  • Ease-of-Use: Unlike traditional monitoring techniques where blood samples would need frequent testing through needles , these portable devices require minimal training and don’t cause a lot of pain hence providing greater flexibility when it comes to administering health care
  • Cost-Effective: These devices are relatively cheap and require minimal operational costs unlike traditional testing methods that may be more expensive or resource-intensive thus lowering the overall healthcare cost over time.

The integration of nanotechnology with biosensors has opened up new possibilities in health monitoring. As these small, affordable devices continue to evolve, healthcare professionals will have access to a wealth of information that can help them identify potential health problems early on before they become too severe. The use of nano-enabled biosensors is leading toward an era where personalized medicine is no longer only reserved for the wealthy but accessible for everyone who needs quality medical care.

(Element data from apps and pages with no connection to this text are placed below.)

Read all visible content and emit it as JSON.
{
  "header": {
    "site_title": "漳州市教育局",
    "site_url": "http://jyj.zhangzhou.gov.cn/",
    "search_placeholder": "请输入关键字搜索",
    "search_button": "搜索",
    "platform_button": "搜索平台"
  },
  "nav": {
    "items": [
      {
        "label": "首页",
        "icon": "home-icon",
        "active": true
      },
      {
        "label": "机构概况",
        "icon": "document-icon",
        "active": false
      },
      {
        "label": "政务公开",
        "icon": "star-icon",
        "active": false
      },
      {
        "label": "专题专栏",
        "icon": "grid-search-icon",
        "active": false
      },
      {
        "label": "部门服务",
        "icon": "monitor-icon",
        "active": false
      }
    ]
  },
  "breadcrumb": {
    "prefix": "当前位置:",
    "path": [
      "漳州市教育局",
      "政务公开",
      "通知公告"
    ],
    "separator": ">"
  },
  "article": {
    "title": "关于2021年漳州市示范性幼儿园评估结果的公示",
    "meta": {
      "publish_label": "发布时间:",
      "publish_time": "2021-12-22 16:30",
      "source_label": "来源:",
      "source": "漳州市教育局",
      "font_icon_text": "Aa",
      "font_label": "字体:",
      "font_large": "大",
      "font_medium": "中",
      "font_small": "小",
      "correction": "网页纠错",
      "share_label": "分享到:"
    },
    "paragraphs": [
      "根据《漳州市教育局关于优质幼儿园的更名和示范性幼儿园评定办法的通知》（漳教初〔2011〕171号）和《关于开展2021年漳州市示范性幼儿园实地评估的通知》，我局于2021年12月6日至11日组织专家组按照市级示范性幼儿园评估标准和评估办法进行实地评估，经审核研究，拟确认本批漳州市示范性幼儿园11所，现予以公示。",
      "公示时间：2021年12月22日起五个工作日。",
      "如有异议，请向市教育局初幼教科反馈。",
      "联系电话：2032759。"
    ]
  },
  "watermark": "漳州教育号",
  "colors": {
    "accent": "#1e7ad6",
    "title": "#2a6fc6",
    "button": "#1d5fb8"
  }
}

Ethical considerations of the use of nanotechnology in medicine

Nanotechnology has certainly revolutionized the field of medicine, but it is important to consider the ethical implications that come with its use. One such concern is related to the potential toxicity of nanoparticles in medical devices and treatments.

While nanomaterials have proven effective in delivering drugs more efficiently and reducing side effects, there are concerns regarding their long-term impact on human health. The small size of these particles allows them to easily penetrate cell membranes and potentially cause harm to healthy cells.

Another ethical consideration is related to biomedical enhancement using nanotechnology. It raises questions about what defines a “normal” or “acceptable” level of physical or cognitive abilities for humans, and whether using nano-enabled technology constitutes an unfair advantage over those who cannot access it.

There are also concerns regarding privacy protection when deploying biosensors which collect sensitive information from patients’ blood samples as well as other personal data through connected devices. These technological advancements raise questions about how this collected data will be used by doctors, insurance companies or even employers leading us into uncharted territories regarding patient autonomy rights.

Finally, there’s worry around accessibility issues caused by financial limitations generated from research costs within this new frontier. New technologies can lead not only to disparities between developed countries versus developing ones but also widening gaps between rich people capable of affording premium healthcare options compared against low-income earners struggling at times just for basic treatment.

In conclusion,

while nanotechnology holds great promise for improving medical outcomes and quality of life overall- it’s critical we take time upfront examining each area closely addressing any existing challenges such as toxicity levels in medical equipment/treatments safety standards set forth both nationally globally; especially concerning invasive procedures associated with medical enhancements meaning every new innovation is accompanied by appropriate ethical standards and regulations.